Monday, September 5, 2022 - column #7111
I hear and read of people – from beginner/amateurs to celebrated professionals – about the cursedly horrible ailment they call writer’s block.
My view …
As someone who has been writing every day for two decades, I acknowledge that inspiration and the coming together of our best pieces are not simple nor necessarily consistent. To me, the notion of not being able to write is absurd. While we might not always write anything worthy of sharing with anyone – to admit defeat at the hands of a formidable foe, the blank white page, is akin to saying your head has no thought, your eyes see nothing or your ears don’t work.
If we sit at a keyboard and write only rubbish, at least that’s writing. We don’t need to show anyone, but we can put down the keystrokes or hand-write some notes – unless we are brain-dead, we have thoughts.

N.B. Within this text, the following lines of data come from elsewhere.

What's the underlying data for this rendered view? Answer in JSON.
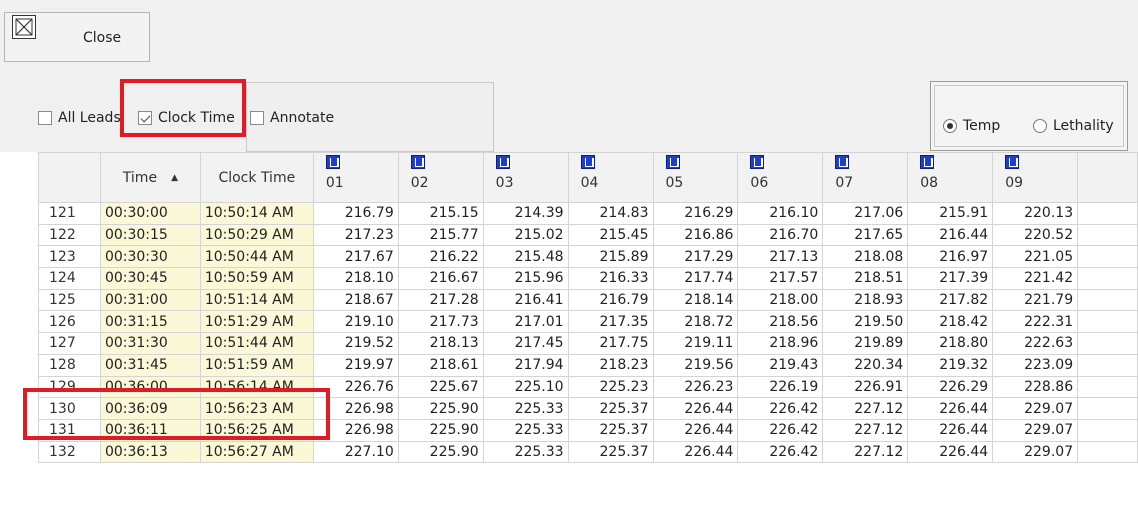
{
  "toolbar": {
    "close_label": "Close"
  },
  "options": {
    "all_leads_label": "All Leads",
    "all_leads_checked": false,
    "clock_time_label": "Clock Time",
    "clock_time_checked": true,
    "annotate_label": "Annotate",
    "annotate_checked": false
  },
  "mode": {
    "temp_label": "Temp",
    "lethality_label": "Lethality",
    "selected": "Temp"
  },
  "table": {
    "time_header": "Time",
    "clock_header": "Clock Time",
    "lead_headers": [
      "01",
      "02",
      "03",
      "04",
      "05",
      "06",
      "07",
      "08",
      "09"
    ],
    "rows": [
      {
        "n": "121",
        "time": "00:30:00",
        "clock": "10:50:14 AM",
        "v": [
          "216.79",
          "215.15",
          "214.39",
          "214.83",
          "216.29",
          "216.10",
          "217.06",
          "215.91",
          "220.13"
        ]
      },
      {
        "n": "122",
        "time": "00:30:15",
        "clock": "10:50:29 AM",
        "v": [
          "217.23",
          "215.77",
          "215.02",
          "215.45",
          "216.86",
          "216.70",
          "217.65",
          "216.44",
          "220.52"
        ]
      },
      {
        "n": "123",
        "time": "00:30:30",
        "clock": "10:50:44 AM",
        "v": [
          "217.67",
          "216.22",
          "215.48",
          "215.89",
          "217.29",
          "217.13",
          "218.08",
          "216.97",
          "221.05"
        ]
      },
      {
        "n": "124",
        "time": "00:30:45",
        "clock": "10:50:59 AM",
        "v": [
          "218.10",
          "216.67",
          "215.96",
          "216.33",
          "217.74",
          "217.57",
          "218.51",
          "217.39",
          "221.42"
        ]
      },
      {
        "n": "125",
        "time": "00:31:00",
        "clock": "10:51:14 AM",
        "v": [
          "218.67",
          "217.28",
          "216.41",
          "216.79",
          "218.14",
          "218.00",
          "218.93",
          "217.82",
          "221.79"
        ]
      },
      {
        "n": "126",
        "time": "00:31:15",
        "clock": "10:51:29 AM",
        "v": [
          "219.10",
          "217.73",
          "217.01",
          "217.35",
          "218.72",
          "218.56",
          "219.50",
          "218.42",
          "222.31"
        ]
      },
      {
        "n": "127",
        "time": "00:31:30",
        "clock": "10:51:44 AM",
        "v": [
          "219.52",
          "218.13",
          "217.45",
          "217.75",
          "219.11",
          "218.96",
          "219.89",
          "218.80",
          "222.63"
        ]
      },
      {
        "n": "128",
        "time": "00:31:45",
        "clock": "10:51:59 AM",
        "v": [
          "219.97",
          "218.61",
          "217.94",
          "218.23",
          "219.56",
          "219.43",
          "220.34",
          "219.32",
          "223.09"
        ]
      },
      {
        "n": "129",
        "time": "00:36:00",
        "clock": "10:56:14 AM",
        "v": [
          "226.76",
          "225.67",
          "225.10",
          "225.23",
          "226.23",
          "226.19",
          "226.91",
          "226.29",
          "228.86"
        ]
      },
      {
        "n": "130",
        "time": "00:36:09",
        "clock": "10:56:23 AM",
        "v": [
          "226.98",
          "225.90",
          "225.33",
          "225.37",
          "226.44",
          "226.42",
          "227.12",
          "226.44",
          "229.07"
        ]
      },
      {
        "n": "131",
        "time": "00:36:11",
        "clock": "10:56:25 AM",
        "v": [
          "226.98",
          "225.90",
          "225.33",
          "225.37",
          "226.44",
          "226.42",
          "227.12",
          "226.44",
          "229.07"
        ]
      },
      {
        "n": "132",
        "time": "00:36:13",
        "clock": "10:56:27 AM",
        "v": [
          "227.10",
          "225.90",
          "225.33",
          "225.37",
          "226.44",
          "226.42",
          "227.12",
          "226.44",
          "229.07"
        ]
      }
    ]
  },
  "colors": {
    "highlight": "#e01b24",
    "time_cell_bg": "#fbf8d8",
    "lead_icon": "#1f3fc8"
  }
}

Whether staring out a window or racing to a collision with a deadline, my mind is in mid-thought all the time, and so is yours.
Granted, thoughts aren’t always for publication – but that doesn’t prevent us from putting them on the page – and what we put on a page shape-shifts in ways we might never dream.
If we want to be successful in any sport, we have to train and practice. A little or a lot, and preferably every day, if we are going to improve and be worthy of competing at any level.
The same, I submit, is valid for writing. Write, write, write, then write some more. It doesn’t have to be good – it just needs to be yours.
My preference is to write the truth about my feelings, to describe my thoughts, to confess to the page what I am mulling in my mind, to paint word pictures of what I see, or wish I might see, of what I might desire and dream – to imagine something. I don’t think it matters how original or unique or ‘never thought of before’ writing needs to be; it just needs to be done.
A blank page, blank canvas, or blank wall is a medium waiting to receive the brush strokes that paint a picture to tell a story. Writing thoughts and telling stories in print on the page does the same. Just as a painter might start with a sketch, a massive novel or movie script begins the same way – with words on a page.
Write some words today. Put them away.
Write some more words tomorrow. Put them away.
After a few days or weeks, some of those writings might be faint memories of a thought moment; or opening lines in the most remarkable story you’ll ever write.
Mark, I like how you described the pandemic as collapsing decades of change into two years. Perhaps dealing with that is what made everyone so angry and a little self-centred. I think finding a way to diffuse that anger would solve other problems: problems that we all should be trying to solve, HM, Calgary, AB
So true!, SF, Lethbridge, AB